PROBLEM DESCRIPTION:
Your answer must be the full listing below, repeated exactly.

SUPPLIED RECORDS:

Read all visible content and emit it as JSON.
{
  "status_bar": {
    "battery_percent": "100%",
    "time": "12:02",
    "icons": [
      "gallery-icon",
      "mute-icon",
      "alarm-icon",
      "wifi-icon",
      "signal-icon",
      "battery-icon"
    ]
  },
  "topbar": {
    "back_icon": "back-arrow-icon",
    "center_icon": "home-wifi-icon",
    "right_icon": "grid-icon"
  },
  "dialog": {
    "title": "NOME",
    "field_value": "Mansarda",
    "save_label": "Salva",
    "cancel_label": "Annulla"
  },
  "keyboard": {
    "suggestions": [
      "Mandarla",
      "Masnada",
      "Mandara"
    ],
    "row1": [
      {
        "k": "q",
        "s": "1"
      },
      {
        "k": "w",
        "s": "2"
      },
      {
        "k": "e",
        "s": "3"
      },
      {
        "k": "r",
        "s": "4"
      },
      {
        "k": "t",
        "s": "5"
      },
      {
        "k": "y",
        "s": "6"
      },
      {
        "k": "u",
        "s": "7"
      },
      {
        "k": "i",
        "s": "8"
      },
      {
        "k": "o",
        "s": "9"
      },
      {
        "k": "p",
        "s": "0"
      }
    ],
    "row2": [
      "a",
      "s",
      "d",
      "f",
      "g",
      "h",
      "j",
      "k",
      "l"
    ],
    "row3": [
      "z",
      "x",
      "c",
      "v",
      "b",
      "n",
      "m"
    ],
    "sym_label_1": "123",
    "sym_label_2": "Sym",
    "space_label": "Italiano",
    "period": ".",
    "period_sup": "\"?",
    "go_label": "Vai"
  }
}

YOUR RESPONSE:
Read all visible content and emit it as JSON.
{
  "status_bar": {
    "battery_percent": "100%",
    "time": "12:02",
    "icons": [
      "gallery-icon",
      "mute-icon",
      "alarm-icon",
      "wifi-icon",
      "signal-icon",
      "battery-icon"
    ]
  },
  "topbar": {
    "back_icon": "back-arrow-icon",
    "center_icon": "home-wifi-icon",
    "right_icon": "grid-icon"
  },
  "dialog": {
    "title": "NOME",
    "field_value": "Mansarda",
    "save_label": "Salva",
    "cancel_label": "Annulla"
  },
  "keyboard": {
    "suggestions": [
      "Mandarla",
      "Masnada",
      "Mandara"
    ],
    "row1": [
      {
        "k": "q",
        "s": "1"
      },
      {
        "k": "w",
        "s": "2"
      },
      {
        "k": "e",
        "s": "3"
      },
      {
        "k": "r",
        "s": "4"
      },
      {
        "k": "t",
        "s": "5"
      },
      {
        "k": "y",
        "s": "6"
      },
      {
        "k": "u",
        "s": "7"
      },
      {
        "k": "i",
        "s": "8"
      },
      {
        "k": "o",
        "s": "9"
      },
      {
        "k": "p",
        "s": "0"
      }
    ],
    "row2": [
      "a",
      "s",
      "d",
      "f",
      "g",
      "h",
      "j",
      "k",
      "l"
    ],
    "row3": [
      "z",
      "x",
      "c",
      "v",
      "b",
      "n",
      "m"
    ],
    "sym_label_1": "123",
    "sym_label_2": "Sym",
    "space_label": "Italiano",
    "period": ".",
    "period_sup": "\"?",
    "go_label": "Vai"
  }
}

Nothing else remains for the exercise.